• **The task**:
The expected answer is the data below, retyped exactly.

• **Data for the task**:
'''
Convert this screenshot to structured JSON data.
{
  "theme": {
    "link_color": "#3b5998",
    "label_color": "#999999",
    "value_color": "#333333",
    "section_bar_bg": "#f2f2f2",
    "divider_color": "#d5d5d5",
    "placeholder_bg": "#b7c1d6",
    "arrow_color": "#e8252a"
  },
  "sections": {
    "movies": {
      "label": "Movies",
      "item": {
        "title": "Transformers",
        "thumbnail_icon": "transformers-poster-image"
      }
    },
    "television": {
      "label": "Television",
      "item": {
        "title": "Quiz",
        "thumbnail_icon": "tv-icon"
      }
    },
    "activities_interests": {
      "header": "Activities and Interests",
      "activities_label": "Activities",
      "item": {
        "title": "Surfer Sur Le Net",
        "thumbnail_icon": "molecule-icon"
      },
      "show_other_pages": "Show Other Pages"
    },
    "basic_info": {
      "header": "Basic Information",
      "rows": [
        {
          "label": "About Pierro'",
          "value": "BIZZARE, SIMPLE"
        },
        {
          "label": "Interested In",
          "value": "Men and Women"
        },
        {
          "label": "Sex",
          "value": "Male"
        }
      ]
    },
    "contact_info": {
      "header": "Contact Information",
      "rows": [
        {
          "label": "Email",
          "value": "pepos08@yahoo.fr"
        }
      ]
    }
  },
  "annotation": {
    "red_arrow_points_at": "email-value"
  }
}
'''
• **Reply**:
Convert this screenshot to structured JSON data.
{
  "theme": {
    "link_color": "#3b5998",
    "label_color": "#999999",
    "value_color": "#333333",
    "section_bar_bg": "#f2f2f2",
    "divider_color": "#d5d5d5",
    "placeholder_bg": "#b7c1d6",
    "arrow_color": "#e8252a"
  },
  "sections": {
    "movies": {
      "label": "Movies",
      "item": {
        "title": "Transformers",
        "thumbnail_icon": "transformers-poster-image"
      }
    },
    "television": {
      "label": "Television",
      "item": {
        "title": "Quiz",
        "thumbnail_icon": "tv-icon"
      }
    },
    "activities_interests": {
      "header": "Activities and Interests",
      "activities_label": "Activities",
      "item": {
        "title": "Surfer Sur Le Net",
        "thumbnail_icon": "molecule-icon"
      },
      "show_other_pages": "Show Other Pages"
    },
    "basic_info": {
      "header": "Basic Information",
      "rows": [
        {
          "label": "About Pierro'",
          "value": "BIZZARE, SIMPLE"
        },
        {
          "label": "Interested In",
          "value": "Men and Women"
        },
        {
          "label": "Sex",
          "value": "Male"
        }
      ]
    },
    "contact_info": {
      "header": "Contact Information",
      "rows": [
        {
          "label": "Email",
          "value": "pepos08@yahoo.fr"
        }
      ]
    }
  },
  "annotation": {
    "red_arrow_points_at": "email-value"
  }
}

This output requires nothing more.